I have been having trouble with Bistort, below is a photo I took in a friends garden, these specimens were growing in tall grass beside their pond, so in a semi natural situation but they could have originated form the garden center. The garden owners were not sure how they came to be there.
This next photo is of some I found growing in the wild in the White brook valley in Monmouthshire, they were in a quite dark area of a small nature reserve called Margarets Wood.
Somewhat different but is this the result of the conditions they were growing in or have I photographed two different varieties? According to the BSBI there are many garden escapes and they record all individuals, not attempting to differentiate between true native stock and garden escapes. So I wonder if the rather anorexic specimens growing in Margarets Wood are true wild stock and the bigger bolder plants that are often depicted on various web sites are more related to garden varieties??? Who knows.
This plant has a host of other common names some of which refer to Dock such as Gentle Dock, Passion dock, Pudding dock and Patience dock.

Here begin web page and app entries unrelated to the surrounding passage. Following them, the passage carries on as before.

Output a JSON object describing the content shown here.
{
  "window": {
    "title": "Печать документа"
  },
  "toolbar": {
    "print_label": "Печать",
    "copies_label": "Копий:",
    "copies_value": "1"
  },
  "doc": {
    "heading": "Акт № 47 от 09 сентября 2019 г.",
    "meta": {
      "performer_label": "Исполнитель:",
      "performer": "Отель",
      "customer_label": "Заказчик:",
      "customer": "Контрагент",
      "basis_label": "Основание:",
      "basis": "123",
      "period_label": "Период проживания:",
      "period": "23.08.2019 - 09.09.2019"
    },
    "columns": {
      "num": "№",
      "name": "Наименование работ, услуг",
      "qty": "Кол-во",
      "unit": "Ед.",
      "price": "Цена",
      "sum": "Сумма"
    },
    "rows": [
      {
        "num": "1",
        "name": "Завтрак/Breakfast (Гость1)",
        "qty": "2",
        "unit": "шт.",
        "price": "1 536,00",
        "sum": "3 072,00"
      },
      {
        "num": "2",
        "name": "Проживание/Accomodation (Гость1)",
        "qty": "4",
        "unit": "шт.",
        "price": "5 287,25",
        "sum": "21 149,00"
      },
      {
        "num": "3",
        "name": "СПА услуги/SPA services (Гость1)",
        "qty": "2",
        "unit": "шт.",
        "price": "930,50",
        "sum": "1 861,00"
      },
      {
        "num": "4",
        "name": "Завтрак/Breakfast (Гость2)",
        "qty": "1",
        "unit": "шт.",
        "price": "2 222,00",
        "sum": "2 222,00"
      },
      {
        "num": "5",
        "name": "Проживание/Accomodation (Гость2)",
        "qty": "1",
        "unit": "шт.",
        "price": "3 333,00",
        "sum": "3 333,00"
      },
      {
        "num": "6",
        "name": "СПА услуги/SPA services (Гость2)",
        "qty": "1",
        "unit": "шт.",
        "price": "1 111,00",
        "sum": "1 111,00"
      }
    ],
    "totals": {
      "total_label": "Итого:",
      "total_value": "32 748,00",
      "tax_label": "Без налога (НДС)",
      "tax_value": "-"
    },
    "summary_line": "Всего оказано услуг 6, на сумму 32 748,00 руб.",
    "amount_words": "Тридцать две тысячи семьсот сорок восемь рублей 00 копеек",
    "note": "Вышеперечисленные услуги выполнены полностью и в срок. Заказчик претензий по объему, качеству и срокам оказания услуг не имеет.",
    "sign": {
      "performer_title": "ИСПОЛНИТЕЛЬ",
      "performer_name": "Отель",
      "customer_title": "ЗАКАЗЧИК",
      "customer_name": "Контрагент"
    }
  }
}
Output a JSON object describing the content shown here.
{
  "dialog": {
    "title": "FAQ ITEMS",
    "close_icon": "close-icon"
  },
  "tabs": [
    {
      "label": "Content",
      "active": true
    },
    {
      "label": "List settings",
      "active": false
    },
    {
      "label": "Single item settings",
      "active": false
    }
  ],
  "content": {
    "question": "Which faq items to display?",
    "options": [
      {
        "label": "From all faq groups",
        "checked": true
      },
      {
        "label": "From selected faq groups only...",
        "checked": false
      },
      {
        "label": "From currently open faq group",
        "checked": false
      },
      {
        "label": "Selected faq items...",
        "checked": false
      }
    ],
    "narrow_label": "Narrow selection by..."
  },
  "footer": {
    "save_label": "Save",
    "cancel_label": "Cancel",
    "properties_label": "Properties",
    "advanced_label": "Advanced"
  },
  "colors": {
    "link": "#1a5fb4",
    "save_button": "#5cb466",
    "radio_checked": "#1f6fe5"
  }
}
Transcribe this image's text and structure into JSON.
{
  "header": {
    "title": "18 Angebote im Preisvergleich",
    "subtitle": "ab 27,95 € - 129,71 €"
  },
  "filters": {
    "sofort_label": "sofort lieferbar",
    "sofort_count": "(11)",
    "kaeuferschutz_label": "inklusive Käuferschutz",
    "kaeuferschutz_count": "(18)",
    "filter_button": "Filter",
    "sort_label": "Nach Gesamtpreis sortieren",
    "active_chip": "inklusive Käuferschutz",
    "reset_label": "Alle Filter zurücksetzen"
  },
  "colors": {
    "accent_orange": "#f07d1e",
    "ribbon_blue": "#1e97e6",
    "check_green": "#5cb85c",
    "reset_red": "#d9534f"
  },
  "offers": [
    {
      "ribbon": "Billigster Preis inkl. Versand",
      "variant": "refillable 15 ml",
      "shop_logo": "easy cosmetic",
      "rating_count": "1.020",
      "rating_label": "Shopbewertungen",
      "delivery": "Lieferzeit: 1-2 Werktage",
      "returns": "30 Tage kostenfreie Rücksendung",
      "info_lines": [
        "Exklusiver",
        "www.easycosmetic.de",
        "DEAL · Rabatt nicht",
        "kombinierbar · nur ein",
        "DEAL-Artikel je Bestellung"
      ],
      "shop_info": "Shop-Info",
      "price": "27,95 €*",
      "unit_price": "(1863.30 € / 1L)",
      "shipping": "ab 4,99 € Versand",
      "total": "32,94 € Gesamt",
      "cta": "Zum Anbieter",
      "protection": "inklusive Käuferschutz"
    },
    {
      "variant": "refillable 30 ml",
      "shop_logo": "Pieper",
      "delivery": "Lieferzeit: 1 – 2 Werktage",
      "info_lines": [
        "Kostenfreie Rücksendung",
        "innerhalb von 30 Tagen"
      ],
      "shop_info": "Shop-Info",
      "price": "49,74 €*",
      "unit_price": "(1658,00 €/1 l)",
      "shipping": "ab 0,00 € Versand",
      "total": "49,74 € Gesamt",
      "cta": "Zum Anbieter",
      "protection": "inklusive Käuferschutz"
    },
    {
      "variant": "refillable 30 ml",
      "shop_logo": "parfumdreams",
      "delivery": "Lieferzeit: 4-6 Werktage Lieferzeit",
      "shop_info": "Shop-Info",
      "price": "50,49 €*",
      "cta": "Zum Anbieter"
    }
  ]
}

The leaves look very similar to Dock, as you can see bellow.
The name Bistort comes from bis as in twice and torta for twisted as the root is supposed to twist round twice, this also links to another common name which is Snakeroot.
This plant is reasonably common, more so in the west of the country as you can see from the tetrad map again from the BSBI.